### YOUR TASK
For this exercise, write out each entry below exactly as it reads.

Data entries
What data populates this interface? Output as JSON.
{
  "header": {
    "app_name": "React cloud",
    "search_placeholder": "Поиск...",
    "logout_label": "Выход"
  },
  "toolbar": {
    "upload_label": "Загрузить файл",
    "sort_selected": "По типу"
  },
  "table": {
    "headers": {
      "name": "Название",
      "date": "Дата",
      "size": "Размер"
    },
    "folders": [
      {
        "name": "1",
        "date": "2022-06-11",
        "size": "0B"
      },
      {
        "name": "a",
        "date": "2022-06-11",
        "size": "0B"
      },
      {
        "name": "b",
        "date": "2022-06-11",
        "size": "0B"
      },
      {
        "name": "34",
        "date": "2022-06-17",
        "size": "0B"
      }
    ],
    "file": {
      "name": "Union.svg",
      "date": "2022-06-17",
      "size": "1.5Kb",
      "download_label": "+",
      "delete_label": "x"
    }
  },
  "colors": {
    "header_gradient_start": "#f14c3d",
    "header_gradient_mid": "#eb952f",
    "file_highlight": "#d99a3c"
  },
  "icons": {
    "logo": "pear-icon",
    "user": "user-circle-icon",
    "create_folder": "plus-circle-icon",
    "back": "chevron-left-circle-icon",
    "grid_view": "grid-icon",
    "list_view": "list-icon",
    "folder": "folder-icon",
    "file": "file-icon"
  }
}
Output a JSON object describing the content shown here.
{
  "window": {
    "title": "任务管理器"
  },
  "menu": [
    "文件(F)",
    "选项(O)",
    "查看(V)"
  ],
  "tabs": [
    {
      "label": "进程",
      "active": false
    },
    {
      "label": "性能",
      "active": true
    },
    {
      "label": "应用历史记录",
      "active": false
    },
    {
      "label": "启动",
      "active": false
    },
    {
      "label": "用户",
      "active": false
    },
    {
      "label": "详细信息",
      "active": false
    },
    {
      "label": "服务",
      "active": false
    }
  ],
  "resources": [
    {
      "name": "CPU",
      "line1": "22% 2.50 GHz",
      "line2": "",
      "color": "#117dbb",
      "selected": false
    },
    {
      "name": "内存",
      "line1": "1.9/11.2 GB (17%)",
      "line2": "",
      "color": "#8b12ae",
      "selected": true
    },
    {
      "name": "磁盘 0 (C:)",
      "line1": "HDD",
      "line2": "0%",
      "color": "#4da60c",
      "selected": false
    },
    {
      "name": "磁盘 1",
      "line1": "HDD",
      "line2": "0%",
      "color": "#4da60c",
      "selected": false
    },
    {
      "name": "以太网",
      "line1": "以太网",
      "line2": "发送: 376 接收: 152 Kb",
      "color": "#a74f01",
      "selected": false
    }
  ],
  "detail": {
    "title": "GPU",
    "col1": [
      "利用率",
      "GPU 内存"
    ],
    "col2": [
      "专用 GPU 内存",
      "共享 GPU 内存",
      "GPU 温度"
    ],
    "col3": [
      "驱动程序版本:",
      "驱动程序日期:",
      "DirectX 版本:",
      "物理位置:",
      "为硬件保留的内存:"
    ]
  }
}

### TASK RESULT
What data populates this interface? Output as JSON.
{
  "header": {
    "app_name": "React cloud",
    "search_placeholder": "Поиск...",
    "logout_label": "Выход"
  },
  "toolbar": {
    "upload_label": "Загрузить файл",
    "sort_selected": "По типу"
  },
  "table": {
    "headers": {
      "name": "Название",
      "date": "Дата",
      "size": "Размер"
    },
    "folders": [
      {
        "name": "1",
        "date": "2022-06-11",
        "size": "0B"
      },
      {
        "name": "a",
        "date": "2022-06-11",
        "size": "0B"
      },
      {
        "name": "b",
        "date": "2022-06-11",
        "size": "0B"
      },
      {
        "name": "34",
        "date": "2022-06-17",
        "size": "0B"
      }
    ],
    "file": {
      "name": "Union.svg",
      "date": "2022-06-17",
      "size": "1.5Kb",
      "download_label": "+",
      "delete_label": "x"
    }
  },
  "colors": {
    "header_gradient_start": "#f14c3d",
    "header_gradient_mid": "#eb952f",
    "file_highlight": "#d99a3c"
  },
  "icons": {
    "logo": "pear-icon",
    "user": "user-circle-icon",
    "create_folder": "plus-circle-icon",
    "back": "chevron-left-circle-icon",
    "grid_view": "grid-icon",
    "list_view": "list-icon",
    "folder": "folder-icon",
    "file": "file-icon"
  }
}
Output a JSON object describing the content shown here.
{
  "window": {
    "title": "任务管理器"
  },
  "menu": [
    "文件(F)",
    "选项(O)",
    "查看(V)"
  ],
  "tabs": [
    {
      "label": "进程",
      "active": false
    },
    {
      "label": "性能",
      "active": true
    },
    {
      "label": "应用历史记录",
      "active": false
    },
    {
      "label": "启动",
      "active": false
    },
    {
      "label": "用户",
      "active": false
    },
    {
      "label": "详细信息",
      "active": false
    },
    {
      "label": "服务",
      "active": false
    }
  ],
  "resources": [
    {
      "name": "CPU",
      "line1": "22% 2.50 GHz",
      "line2": "",
      "color": "#117dbb",
      "selected": false
    },
    {
      "name": "内存",
      "line1": "1.9/11.2 GB (17%)",
      "line2": "",
      "color": "#8b12ae",
      "selected": true
    },
    {
      "name": "磁盘 0 (C:)",
      "line1": "HDD",
      "line2": "0%",
      "color": "#4da60c",
      "selected": false
    },
    {
      "name": "磁盘 1",
      "line1": "HDD",
      "line2": "0%",
      "color": "#4da60c",
      "selected": false
    },
    {
      "name": "以太网",
      "line1": "以太网",
      "line2": "发送: 376 接收: 152 Kb",
      "color": "#a74f01",
      "selected": false
    }
  ],
  "detail": {
    "title": "GPU",
    "col1": [
      "利用率",
      "GPU 内存"
    ],
    "col2": [
      "专用 GPU 内存",
      "共享 GPU 内存",
      "GPU 温度"
    ],
    "col3": [
      "驱动程序版本:",
      "驱动程序日期:",
      "DirectX 版本:",
      "物理位置:",
      "为硬件保留的内存:"
    ]
  }
}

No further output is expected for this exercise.